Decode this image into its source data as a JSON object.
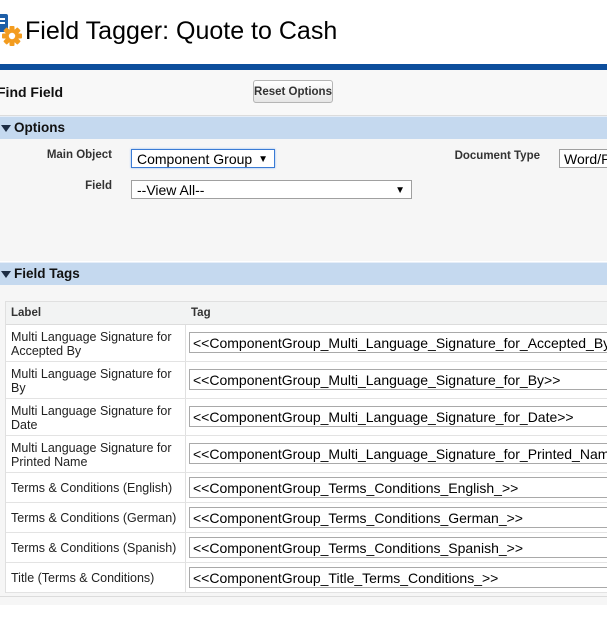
{
  "header": {
    "title": "Field Tagger: Quote to Cash"
  },
  "find": {
    "label": "Find Field",
    "reset_label": "Reset Options"
  },
  "options": {
    "title": "Options",
    "main_object_label": "Main Object",
    "main_object_value": "Component Group",
    "field_label": "Field",
    "field_value": "--View All--",
    "document_type_label": "Document Type",
    "document_type_value": "Word/P"
  },
  "field_tags": {
    "title": "Field Tags",
    "columns": {
      "label": "Label",
      "tag": "Tag"
    },
    "rows": [
      {
        "label": "Multi Language Signature for Accepted By",
        "tag": "<<ComponentGroup_Multi_Language_Signature_for_Accepted_By>>"
      },
      {
        "label": "Multi Language Signature for By",
        "tag": "<<ComponentGroup_Multi_Language_Signature_for_By>>"
      },
      {
        "label": "Multi Language Signature for Date",
        "tag": "<<ComponentGroup_Multi_Language_Signature_for_Date>>"
      },
      {
        "label": "Multi Language Signature for Printed Name",
        "tag": "<<ComponentGroup_Multi_Language_Signature_for_Printed_Name>>"
      },
      {
        "label": "Terms & Conditions (English)",
        "tag": "<<ComponentGroup_Terms_Conditions_English_>>"
      },
      {
        "label": "Terms & Conditions (German)",
        "tag": "<<ComponentGroup_Terms_Conditions_German_>>"
      },
      {
        "label": "Terms & Conditions (Spanish)",
        "tag": "<<ComponentGroup_Terms_Conditions_Spanish_>>"
      },
      {
        "label": "Title (Terms & Conditions)",
        "tag": "<<ComponentGroup_Title_Terms_Conditions_>>"
      }
    ]
  },
  "colors": {
    "brand_bar": "#0d4e9c",
    "section_header": "#c5d9ef",
    "gear": "#f39c1f"
  }
}
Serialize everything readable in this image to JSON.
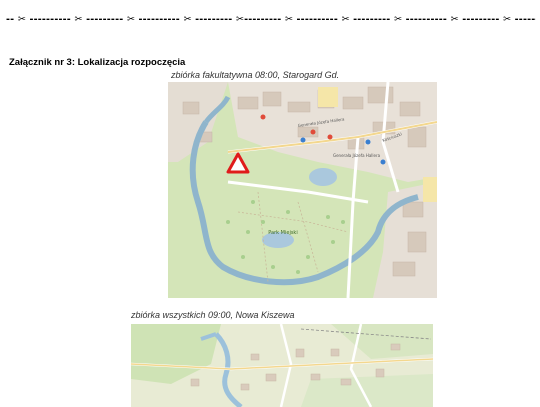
{
  "cut_line": {
    "text": "--  ✂ ---------- ✂ --------- ✂ ---------- ✂ --------- ✂--------- ✂ ---------- ✂ --------- ✂ ---------- ✂ --------- ✂ --------"
  },
  "heading": "Załącznik nr 3: Lokalizacja rozpoczęcia",
  "map1": {
    "caption": "zbiórka fakultatywna 08:00, Starogard Gd.",
    "labels": {
      "park": "Park Miejski",
      "street1": "Generała Józefa Hallera",
      "street2": "Generała Józefa Hallera",
      "street3": "Kościuszki"
    },
    "marker_icon": "warning-triangle-icon"
  },
  "map2": {
    "caption": "zbiórka wszystkich 09:00, Nowa Kiszewa"
  }
}
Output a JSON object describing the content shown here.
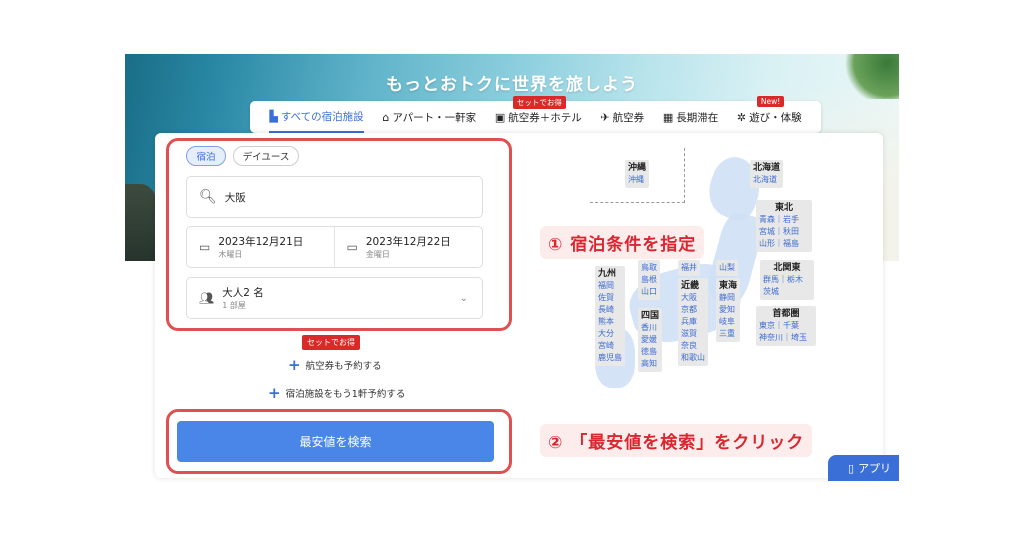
{
  "banner": {
    "title": "もっとおトクに世界を旅しよう"
  },
  "tabs": [
    {
      "label": "すべての宿泊施設",
      "icon": "building-icon"
    },
    {
      "label": "アパート・一軒家",
      "icon": "house-icon"
    },
    {
      "label": "航空券＋ホテル",
      "icon": "suitcase-icon",
      "badge": "セットでお得"
    },
    {
      "label": "航空券",
      "icon": "airplane-icon"
    },
    {
      "label": "長期滞在",
      "icon": "calendar-icon"
    },
    {
      "label": "遊び・体験",
      "icon": "ferris-wheel-icon",
      "badge": "New!"
    }
  ],
  "stay_type": {
    "options": [
      "宿泊",
      "デイユース"
    ],
    "selected": "宿泊"
  },
  "search": {
    "destination": "大阪"
  },
  "dates": {
    "checkin": {
      "date": "2023年12月21日",
      "weekday": "木曜日"
    },
    "checkout": {
      "date": "2023年12月22日",
      "weekday": "金曜日"
    }
  },
  "guests": {
    "main": "大人2 名",
    "sub": "1 部屋"
  },
  "bundle_badge": "セットでお得",
  "links": {
    "add_flight": "航空券も予約する",
    "add_stay": "宿泊施設をもう1軒予約する"
  },
  "search_button": "最安値を検索",
  "callouts": {
    "step1": "① 宿泊条件を指定",
    "step2": "② 「最安値を検索」をクリック"
  },
  "app_button": "アプリ",
  "map": {
    "okinawa": {
      "name": "沖縄",
      "items": [
        "沖縄"
      ]
    },
    "hokkaido": {
      "name": "北海道",
      "items": [
        "北海道"
      ]
    },
    "tohoku": {
      "name": "東北",
      "items": [
        "青森｜岩手",
        "宮城｜秋田",
        "山形｜福島"
      ]
    },
    "kitakanto": {
      "name": "北関東",
      "items": [
        "群馬｜栃木",
        "茨城"
      ]
    },
    "shutoken": {
      "name": "首都圏",
      "items": [
        "東京｜千葉",
        "神奈川｜埼玉"
      ]
    },
    "tokai": {
      "name": "東海",
      "items": [
        "静岡",
        "愛知",
        "岐阜",
        "三重"
      ]
    },
    "kinki": {
      "name": "近畿",
      "items": [
        "大阪",
        "京都",
        "兵庫",
        "滋賀",
        "奈良",
        "和歌山"
      ]
    },
    "kyushu": {
      "name": "九州",
      "items": [
        "福岡",
        "佐賀",
        "長崎",
        "熊本",
        "大分",
        "宮崎",
        "鹿児島"
      ]
    },
    "shikoku": {
      "name": "四国",
      "items": [
        "香川",
        "愛媛",
        "徳島",
        "高知"
      ]
    },
    "chugoku": {
      "items": [
        "鳥取",
        "島根",
        "山口"
      ]
    },
    "hokuriku": {
      "items": [
        "福井"
      ]
    },
    "koshinetsu": {
      "items": [
        "山梨"
      ]
    }
  }
}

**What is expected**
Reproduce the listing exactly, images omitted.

**Your solution**
Decode this image into its source data as a JSON object.
{
  "header": {
    "title": "Field Tagger: Quote to Cash"
  },
  "find": {
    "label": "Find Field",
    "reset_label": "Reset Options"
  },
  "options": {
    "title": "Options",
    "main_object_label": "Main Object",
    "main_object_value": "Component Group",
    "field_label": "Field",
    "field_value": "--View All--",
    "document_type_label": "Document Type",
    "document_type_value": "Word/P"
  },
  "field_tags": {
    "title": "Field Tags",
    "columns": {
      "label": "Label",
      "tag": "Tag"
    },
    "rows": [
      {
        "label": "Multi Language Signature for Accepted By",
        "tag": "<<ComponentGroup_Multi_Language_Signature_for_Accepted_By>>"
      },
      {
        "label": "Multi Language Signature for By",
        "tag": "<<ComponentGroup_Multi_Language_Signature_for_By>>"
      },
      {
        "label": "Multi Language Signature for Date",
        "tag": "<<ComponentGroup_Multi_Language_Signature_for_Date>>"
      },
      {
        "label": "Multi Language Signature for Printed Name",
        "tag": "<<ComponentGroup_Multi_Language_Signature_for_Printed_Name>>"
      },
      {
        "label": "Terms & Conditions (English)",
        "tag": "<<ComponentGroup_Terms_Conditions_English_>>"
      },
      {
        "label": "Terms & Conditions (German)",
        "tag": "<<ComponentGroup_Terms_Conditions_German_>>"
      },
      {
        "label": "Terms & Conditions (Spanish)",
        "tag": "<<ComponentGroup_Terms_Conditions_Spanish_>>"
      },
      {
        "label": "Title (Terms & Conditions)",
        "tag": "<<ComponentGroup_Title_Terms_Conditions_>>"
      }
    ]
  },
  "colors": {
    "brand_bar": "#0d4e9c",
    "section_header": "#c5d9ef",
    "gear": "#f39c1f"
  }
}
Serialize everything readable in this image to JSON.
{
  "cut_line": {
    "text": "--  ✂ ---------- ✂ --------- ✂ ---------- ✂ --------- ✂--------- ✂ ---------- ✂ --------- ✂ ---------- ✂ --------- ✂ --------"
  },
  "heading": "Załącznik nr 3: Lokalizacja rozpoczęcia",
  "map1": {
    "caption": "zbiórka fakultatywna 08:00, Starogard Gd.",
    "labels": {
      "park": "Park Miejski",
      "street1": "Generała Józefa Hallera",
      "street2": "Generała Józefa Hallera",
      "street3": "Kościuszki"
    },
    "marker_icon": "warning-triangle-icon"
  },
  "map2": {
    "caption": "zbiórka wszystkich 09:00, Nowa Kiszewa"
  }
}
Output a JSON object describing the content shown here.
{
  "banner": {
    "title": "もっとおトクに世界を旅しよう"
  },
  "tabs": [
    {
      "label": "すべての宿泊施設",
      "icon": "building-icon"
    },
    {
      "label": "アパート・一軒家",
      "icon": "house-icon"
    },
    {
      "label": "航空券＋ホテル",
      "icon": "suitcase-icon",
      "badge": "セットでお得"
    },
    {
      "label": "航空券",
      "icon": "airplane-icon"
    },
    {
      "label": "長期滞在",
      "icon": "calendar-icon"
    },
    {
      "label": "遊び・体験",
      "icon": "ferris-wheel-icon",
      "badge": "New!"
    }
  ],
  "stay_type": {
    "options": [
      "宿泊",
      "デイユース"
    ],
    "selected": "宿泊"
  },
  "search": {
    "destination": "大阪"
  },
  "dates": {
    "checkin": {
      "date": "2023年12月21日",
      "weekday": "木曜日"
    },
    "checkout": {
      "date": "2023年12月22日",
      "weekday": "金曜日"
    }
  },
  "guests": {
    "main": "大人2 名",
    "sub": "1 部屋"
  },
  "bundle_badge": "セットでお得",
  "links": {
    "add_flight": "航空券も予約する",
    "add_stay": "宿泊施設をもう1軒予約する"
  },
  "search_button": "最安値を検索",
  "callouts": {
    "step1": "① 宿泊条件を指定",
    "step2": "② 「最安値を検索」をクリック"
  },
  "app_button": "アプリ",
  "map": {
    "okinawa": {
      "name": "沖縄",
      "items": [
        "沖縄"
      ]
    },
    "hokkaido": {
      "name": "北海道",
      "items": [
        "北海道"
      ]
    },
    "tohoku": {
      "name": "東北",
      "items": [
        "青森｜岩手",
        "宮城｜秋田",
        "山形｜福島"
      ]
    },
    "kitakanto": {
      "name": "北関東",
      "items": [
        "群馬｜栃木",
        "茨城"
      ]
    },
    "shutoken": {
      "name": "首都圏",
      "items": [
        "東京｜千葉",
        "神奈川｜埼玉"
      ]
    },
    "tokai": {
      "name": "東海",
      "items": [
        "静岡",
        "愛知",
        "岐阜",
        "三重"
      ]
    },
    "kinki": {
      "name": "近畿",
      "items": [
        "大阪",
        "京都",
        "兵庫",
        "滋賀",
        "奈良",
        "和歌山"
      ]
    },
    "kyushu": {
      "name": "九州",
      "items": [
        "福岡",
        "佐賀",
        "長崎",
        "熊本",
        "大分",
        "宮崎",
        "鹿児島"
      ]
    },
    "shikoku": {
      "name": "四国",
      "items": [
        "香川",
        "愛媛",
        "徳島",
        "高知"
      ]
    },
    "chugoku": {
      "items": [
        "鳥取",
        "島根",
        "山口"
      ]
    },
    "hokuriku": {
      "items": [
        "福井"
      ]
    },
    "koshinetsu": {
      "items": [
        "山梨"
      ]
    }
  }
}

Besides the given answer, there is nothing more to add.